  1. My students love the Babymouse books that I've purchased for my classroom library. So, I'm tempted to give the MouseScouts books a try. Thanks for the tip!

  2. I always need books like these for young readers not quite ready for the 60,000 plus word monsters. These sound perfect.

  3. Thanks for the heads up about the Mouse Scouts series. I've ordered the first three in the series. I suspect they will be very popular in my K - grade 7 library. I agree with you that sometimes we need to give kids permission to read easy text. I keep trying to encourage all readers to read picture books because there is so much more to them than their just being easy. Sometimes they aren't actually an easy read!

  4. They do sound like cute books for reluctant readers. I was a scout and would have enjoyed them in my youth. Nice choices today! Perhaps they are chapter books

  5. These sound interesting but not interesting enough to add them to my book order. I am being very selective with the little money I have left for this year. Here is what I read last week. Happy reading!

  6. I reviewed the Mouse Scouts today, too, Karen. Like you, I thought that the characters could have had a bit more depth, but that they were very fun overall. My kiddo is totally hoping for 18 books (though she would be too old by the time they all came out anyway).

  7. I have to admit, these all look pretty charming. Sometimes it's nice to pick up something short and sweet. I will keep these in mind. Thanks for the reviews.
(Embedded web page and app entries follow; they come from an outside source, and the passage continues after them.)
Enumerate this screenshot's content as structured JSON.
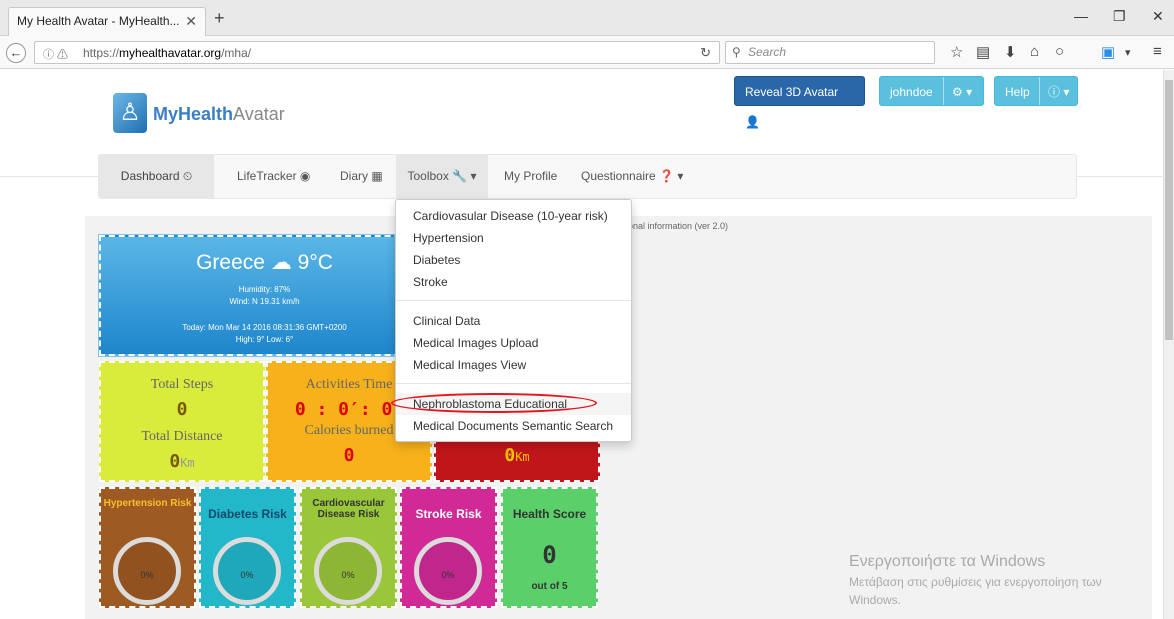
{
  "browser": {
    "tab_title": "My Health Avatar - MyHealth...",
    "url_prefix": "https://",
    "url_host": "myhealthavatar.org",
    "url_path": "/mha/",
    "search_placeholder": "Search"
  },
  "site": {
    "logo_bold": "MyHealth",
    "logo_light": "Avatar"
  },
  "top_buttons": {
    "reveal": "Reveal 3D Avatar",
    "user": "johndoe",
    "help": "Help"
  },
  "nav": {
    "dashboard": "Dashboard",
    "lifetracker": "LifeTracker",
    "diary": "Diary",
    "toolbox": "Toolbox",
    "my_profile": "My Profile",
    "questionnaire": "Questionnaire"
  },
  "version_text": "onal information (ver 2.0)",
  "weather": {
    "title": "Greece",
    "temp": "9°C",
    "humidity": "Humidity: 87%",
    "wind": "Wind: N 19.31 km/h",
    "today": "Today: Mon Mar 14 2016 08:31:36 GMT+0200",
    "highlow": "High: 9° Low: 6°"
  },
  "steps_tile": {
    "steps_label": "Total Steps",
    "steps_value": "0",
    "distance_label": "Total Distance",
    "distance_value": "0",
    "distance_unit": "Km"
  },
  "activity_tile": {
    "time_label": "Activities Time",
    "time_value": "0 : 0′: 0″",
    "calories_label": "Calories burned",
    "calories_value": "0"
  },
  "red_tile": {
    "value": "0",
    "unit": "Km"
  },
  "risks": {
    "hypertension": {
      "title": "Hypertension Risk",
      "pct": "0%"
    },
    "diabetes": {
      "title": "Diabetes Risk",
      "pct": "0%"
    },
    "cardio": {
      "title": "Cardiovascular Disease Risk",
      "pct": "0%"
    },
    "stroke": {
      "title": "Stroke Risk",
      "pct": "0%"
    },
    "health_score": {
      "title": "Health Score",
      "value": "0",
      "sub": "out of 5"
    }
  },
  "toolbox_menu": {
    "items": [
      "Cardiovasular Disease (10-year risk)",
      "Hypertension",
      "Diabetes",
      "Stroke",
      "Clinical Data",
      "Medical Images Upload",
      "Medical Images View",
      "Nephroblastoma Educational",
      "Medical Documents Semantic Search"
    ]
  },
  "watermark": {
    "line1": "Ενεργοποιήστε τα Windows",
    "line2": "Μετάβαση στις ρυθμίσεις για ενεργοποίηση των",
    "line3": "Windows."
  },
  "colors": {
    "primary": "#2a67a8",
    "info": "#5bc0de",
    "annotation": "#e4151f"
  }
}
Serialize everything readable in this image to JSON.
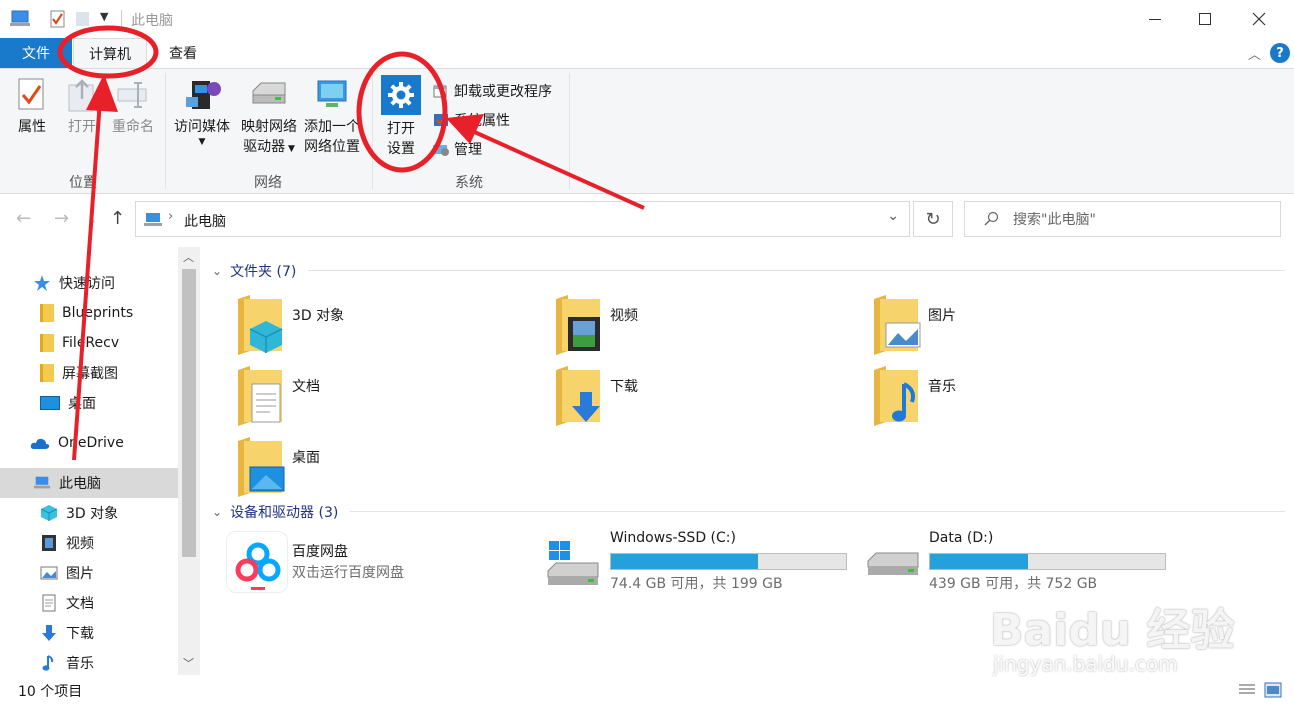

  8. Oh, that Beatrix Potter story sounds a bit sad - the poor guinea pig! Bit of a funny lesson there - if you accidentally kill your neighbour's pet, be sure to give them a drawing of it to make it up to them ;)

  9. That Beatrix Potter book sounds lovely - my sixth graders love knowing stories from author's real lives, so this will make them very happy.

  10. I didn't know any of these series--thank you for sharing :)
    Happy reading this week!

  11. Oh it's great to see that there's going to be a PBB out on Beatrix Potter soon - I have yet to watch the movie based on her life, so I suppose I also have to catch up on that one. :)